“We started out in Glencoe, and all of a sudden they decide, ‘No, we’d rather it sit empty,’” said Marlon Barden, founder of the Glencoe stage group, which changed its name to The Actors Company. “As the man said when he kicked us out, ‘This is not a theater. This is a school auditorium.’
“It was built originally as a theater for the community of Glencoe, and lo and behold, they attached it to the school.”
It’s not a typical grammar school auditorium. It’s closer to what one sees in a high school or in the public sector, with significant space backstage and a towering area behind the curtain in which to raise sets.
“It’s got nice wing space, and great fly space,” Barden said, adding that the only problem she had with the venue was the necessity to bring in expensive light and sound equipment for musicals.
The troupe used Misner between 1997 and 2008, paying $5,000 annually for four weeks, Barden said.
“It’s a beautiful facility,” she said. “If they really wanted to make money, they could rent it out for a whole lot more if they fixed it up.”
She noted that Writers Theatre, seeking funds to build a new building north of uptown, is unlikely to ever welcome community theater into its venue, since its top-quality productions demand use of the stage throughout the year.
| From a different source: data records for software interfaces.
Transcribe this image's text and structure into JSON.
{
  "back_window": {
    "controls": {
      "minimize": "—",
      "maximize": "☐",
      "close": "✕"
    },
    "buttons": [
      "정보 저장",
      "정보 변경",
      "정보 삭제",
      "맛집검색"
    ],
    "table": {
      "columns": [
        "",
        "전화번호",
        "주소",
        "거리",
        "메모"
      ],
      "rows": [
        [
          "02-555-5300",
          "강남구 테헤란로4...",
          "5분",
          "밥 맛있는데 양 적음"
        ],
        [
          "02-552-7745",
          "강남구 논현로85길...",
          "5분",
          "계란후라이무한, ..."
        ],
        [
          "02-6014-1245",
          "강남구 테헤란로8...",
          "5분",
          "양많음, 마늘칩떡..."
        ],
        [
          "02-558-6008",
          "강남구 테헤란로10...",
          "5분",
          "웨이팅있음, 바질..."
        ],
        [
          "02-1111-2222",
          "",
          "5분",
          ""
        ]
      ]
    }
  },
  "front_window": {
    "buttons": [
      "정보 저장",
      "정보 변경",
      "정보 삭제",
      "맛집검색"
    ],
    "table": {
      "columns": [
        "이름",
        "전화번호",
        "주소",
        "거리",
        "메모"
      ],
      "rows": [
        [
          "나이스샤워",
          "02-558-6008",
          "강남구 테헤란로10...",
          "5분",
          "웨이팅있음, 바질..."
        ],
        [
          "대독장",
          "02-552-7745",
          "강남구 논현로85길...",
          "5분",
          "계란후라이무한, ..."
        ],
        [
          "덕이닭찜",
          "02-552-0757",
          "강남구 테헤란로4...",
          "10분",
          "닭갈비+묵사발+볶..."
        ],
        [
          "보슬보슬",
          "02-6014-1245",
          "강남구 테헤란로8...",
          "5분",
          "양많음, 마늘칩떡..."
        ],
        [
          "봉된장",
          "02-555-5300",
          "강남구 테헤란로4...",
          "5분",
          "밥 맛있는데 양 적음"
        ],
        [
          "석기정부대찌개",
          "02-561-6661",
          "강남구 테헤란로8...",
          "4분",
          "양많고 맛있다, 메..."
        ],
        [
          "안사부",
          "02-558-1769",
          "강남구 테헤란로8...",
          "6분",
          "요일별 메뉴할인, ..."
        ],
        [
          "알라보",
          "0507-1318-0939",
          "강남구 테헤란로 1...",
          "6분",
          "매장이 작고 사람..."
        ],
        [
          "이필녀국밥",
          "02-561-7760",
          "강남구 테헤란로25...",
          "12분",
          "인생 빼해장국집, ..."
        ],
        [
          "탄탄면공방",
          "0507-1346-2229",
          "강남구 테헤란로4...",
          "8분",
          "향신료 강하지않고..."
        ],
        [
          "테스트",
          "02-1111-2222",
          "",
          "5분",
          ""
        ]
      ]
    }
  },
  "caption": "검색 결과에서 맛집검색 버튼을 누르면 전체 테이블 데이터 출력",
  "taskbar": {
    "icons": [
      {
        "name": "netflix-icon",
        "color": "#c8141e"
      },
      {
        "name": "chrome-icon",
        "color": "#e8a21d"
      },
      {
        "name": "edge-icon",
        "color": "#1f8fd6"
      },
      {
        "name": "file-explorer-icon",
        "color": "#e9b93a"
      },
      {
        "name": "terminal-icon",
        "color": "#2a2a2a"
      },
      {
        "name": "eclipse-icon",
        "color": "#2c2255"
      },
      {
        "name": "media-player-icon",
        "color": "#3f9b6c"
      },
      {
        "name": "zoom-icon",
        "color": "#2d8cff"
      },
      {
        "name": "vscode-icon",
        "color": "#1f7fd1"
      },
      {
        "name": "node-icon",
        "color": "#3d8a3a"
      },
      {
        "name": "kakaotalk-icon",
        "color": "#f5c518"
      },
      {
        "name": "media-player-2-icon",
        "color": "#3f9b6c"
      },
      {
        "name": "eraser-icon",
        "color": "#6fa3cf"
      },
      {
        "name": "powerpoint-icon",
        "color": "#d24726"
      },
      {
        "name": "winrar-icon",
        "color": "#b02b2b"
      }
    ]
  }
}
“There are very few places that can hold this number of people,” Levin said of Misner. “It could be used for a variety of purposes. Many performing companies would like to use it, and many school or park district programs could use it.
“To do that effectively going forward, you need to maintain it.”
Even as it is, it’s in demand.
“If you could get them to let me in, I’d love to come back,” Barden said.